--- Data extract Enclosed Below ---

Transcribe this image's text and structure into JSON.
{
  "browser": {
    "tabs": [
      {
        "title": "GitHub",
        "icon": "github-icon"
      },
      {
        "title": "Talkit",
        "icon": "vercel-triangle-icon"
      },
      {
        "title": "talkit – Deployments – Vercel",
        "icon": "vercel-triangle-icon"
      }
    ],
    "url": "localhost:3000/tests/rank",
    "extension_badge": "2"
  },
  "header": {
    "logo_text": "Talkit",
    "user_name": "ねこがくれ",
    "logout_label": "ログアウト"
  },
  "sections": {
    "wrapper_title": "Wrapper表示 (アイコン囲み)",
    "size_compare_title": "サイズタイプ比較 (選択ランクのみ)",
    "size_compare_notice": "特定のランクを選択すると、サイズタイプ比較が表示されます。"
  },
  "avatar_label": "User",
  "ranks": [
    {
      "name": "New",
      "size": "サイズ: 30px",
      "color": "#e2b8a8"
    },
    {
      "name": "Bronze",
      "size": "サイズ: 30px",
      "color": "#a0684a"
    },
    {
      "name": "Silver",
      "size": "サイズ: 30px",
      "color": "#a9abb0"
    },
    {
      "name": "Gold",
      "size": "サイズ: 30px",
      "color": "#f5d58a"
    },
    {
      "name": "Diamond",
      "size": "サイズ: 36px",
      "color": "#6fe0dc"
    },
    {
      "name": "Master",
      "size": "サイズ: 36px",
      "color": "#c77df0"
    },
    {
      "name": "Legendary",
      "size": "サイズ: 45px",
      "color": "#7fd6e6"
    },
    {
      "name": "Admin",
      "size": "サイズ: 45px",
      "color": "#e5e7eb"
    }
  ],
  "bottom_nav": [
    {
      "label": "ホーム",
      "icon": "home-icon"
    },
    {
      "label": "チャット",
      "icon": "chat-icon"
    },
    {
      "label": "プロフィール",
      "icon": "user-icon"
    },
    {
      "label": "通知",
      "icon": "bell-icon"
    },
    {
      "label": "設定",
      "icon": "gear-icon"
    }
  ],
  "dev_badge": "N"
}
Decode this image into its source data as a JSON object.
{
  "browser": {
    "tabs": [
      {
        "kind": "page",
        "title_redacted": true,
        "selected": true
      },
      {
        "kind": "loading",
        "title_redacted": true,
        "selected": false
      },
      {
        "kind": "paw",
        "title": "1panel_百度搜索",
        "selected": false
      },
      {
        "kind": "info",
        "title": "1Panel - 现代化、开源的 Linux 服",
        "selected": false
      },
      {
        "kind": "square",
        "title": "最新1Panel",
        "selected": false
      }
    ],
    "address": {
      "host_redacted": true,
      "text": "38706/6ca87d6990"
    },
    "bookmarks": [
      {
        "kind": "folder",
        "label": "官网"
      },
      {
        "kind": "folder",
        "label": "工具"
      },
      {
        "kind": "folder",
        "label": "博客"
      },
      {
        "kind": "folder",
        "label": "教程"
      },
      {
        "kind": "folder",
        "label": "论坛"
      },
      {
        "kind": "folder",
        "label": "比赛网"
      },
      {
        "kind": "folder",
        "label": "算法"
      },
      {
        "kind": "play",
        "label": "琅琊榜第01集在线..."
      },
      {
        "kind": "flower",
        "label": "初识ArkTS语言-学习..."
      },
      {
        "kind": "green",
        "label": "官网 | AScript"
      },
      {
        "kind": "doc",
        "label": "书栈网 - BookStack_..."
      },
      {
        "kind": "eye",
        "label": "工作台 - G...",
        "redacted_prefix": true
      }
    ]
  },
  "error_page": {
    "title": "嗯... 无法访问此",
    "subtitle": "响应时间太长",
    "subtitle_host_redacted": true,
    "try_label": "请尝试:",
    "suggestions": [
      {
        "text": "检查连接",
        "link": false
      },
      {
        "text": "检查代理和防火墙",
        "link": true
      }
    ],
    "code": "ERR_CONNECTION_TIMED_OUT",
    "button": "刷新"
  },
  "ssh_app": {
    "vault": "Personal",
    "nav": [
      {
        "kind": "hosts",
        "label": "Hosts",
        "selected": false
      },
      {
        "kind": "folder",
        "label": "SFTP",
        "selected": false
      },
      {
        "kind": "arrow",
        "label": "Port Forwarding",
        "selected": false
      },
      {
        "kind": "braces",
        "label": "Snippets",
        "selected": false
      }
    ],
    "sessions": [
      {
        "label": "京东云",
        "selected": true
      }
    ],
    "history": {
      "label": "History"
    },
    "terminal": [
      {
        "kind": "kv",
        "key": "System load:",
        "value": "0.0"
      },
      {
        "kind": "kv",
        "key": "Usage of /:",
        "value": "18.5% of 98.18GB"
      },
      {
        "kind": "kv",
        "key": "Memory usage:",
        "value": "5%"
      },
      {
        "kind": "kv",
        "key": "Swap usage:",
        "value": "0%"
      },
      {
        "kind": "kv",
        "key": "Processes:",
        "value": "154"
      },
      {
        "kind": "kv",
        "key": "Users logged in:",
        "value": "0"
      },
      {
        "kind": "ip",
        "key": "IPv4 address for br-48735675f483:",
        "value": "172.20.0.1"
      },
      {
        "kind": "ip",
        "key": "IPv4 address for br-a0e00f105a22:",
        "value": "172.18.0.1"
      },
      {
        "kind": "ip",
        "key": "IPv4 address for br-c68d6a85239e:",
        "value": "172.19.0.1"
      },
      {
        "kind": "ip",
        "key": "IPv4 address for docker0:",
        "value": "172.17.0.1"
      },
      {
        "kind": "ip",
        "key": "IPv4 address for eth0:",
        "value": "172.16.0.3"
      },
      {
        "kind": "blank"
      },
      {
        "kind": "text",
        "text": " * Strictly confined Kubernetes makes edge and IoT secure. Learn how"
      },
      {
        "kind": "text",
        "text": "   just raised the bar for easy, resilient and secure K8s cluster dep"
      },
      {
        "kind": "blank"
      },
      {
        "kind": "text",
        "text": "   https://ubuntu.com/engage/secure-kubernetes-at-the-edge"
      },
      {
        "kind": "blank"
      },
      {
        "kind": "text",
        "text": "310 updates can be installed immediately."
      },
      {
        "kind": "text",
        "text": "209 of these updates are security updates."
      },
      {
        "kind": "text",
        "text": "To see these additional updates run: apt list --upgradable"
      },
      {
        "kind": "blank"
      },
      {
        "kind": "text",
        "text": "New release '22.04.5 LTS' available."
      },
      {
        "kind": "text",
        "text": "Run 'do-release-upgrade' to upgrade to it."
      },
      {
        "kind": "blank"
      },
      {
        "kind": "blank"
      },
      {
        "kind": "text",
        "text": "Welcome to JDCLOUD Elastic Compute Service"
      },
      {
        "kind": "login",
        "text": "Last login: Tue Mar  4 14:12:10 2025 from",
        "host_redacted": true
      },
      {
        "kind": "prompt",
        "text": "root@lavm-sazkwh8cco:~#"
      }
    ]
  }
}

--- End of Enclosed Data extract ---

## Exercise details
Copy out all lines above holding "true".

## Answer box
        "title_redacted": true,
        "selected": true
        "title_redacted": true,
      "host_redacted": true,
        "redacted_prefix": true
    "subtitle_host_redacted": true,
        "link": true
        "selected": true
        "host_redacted": true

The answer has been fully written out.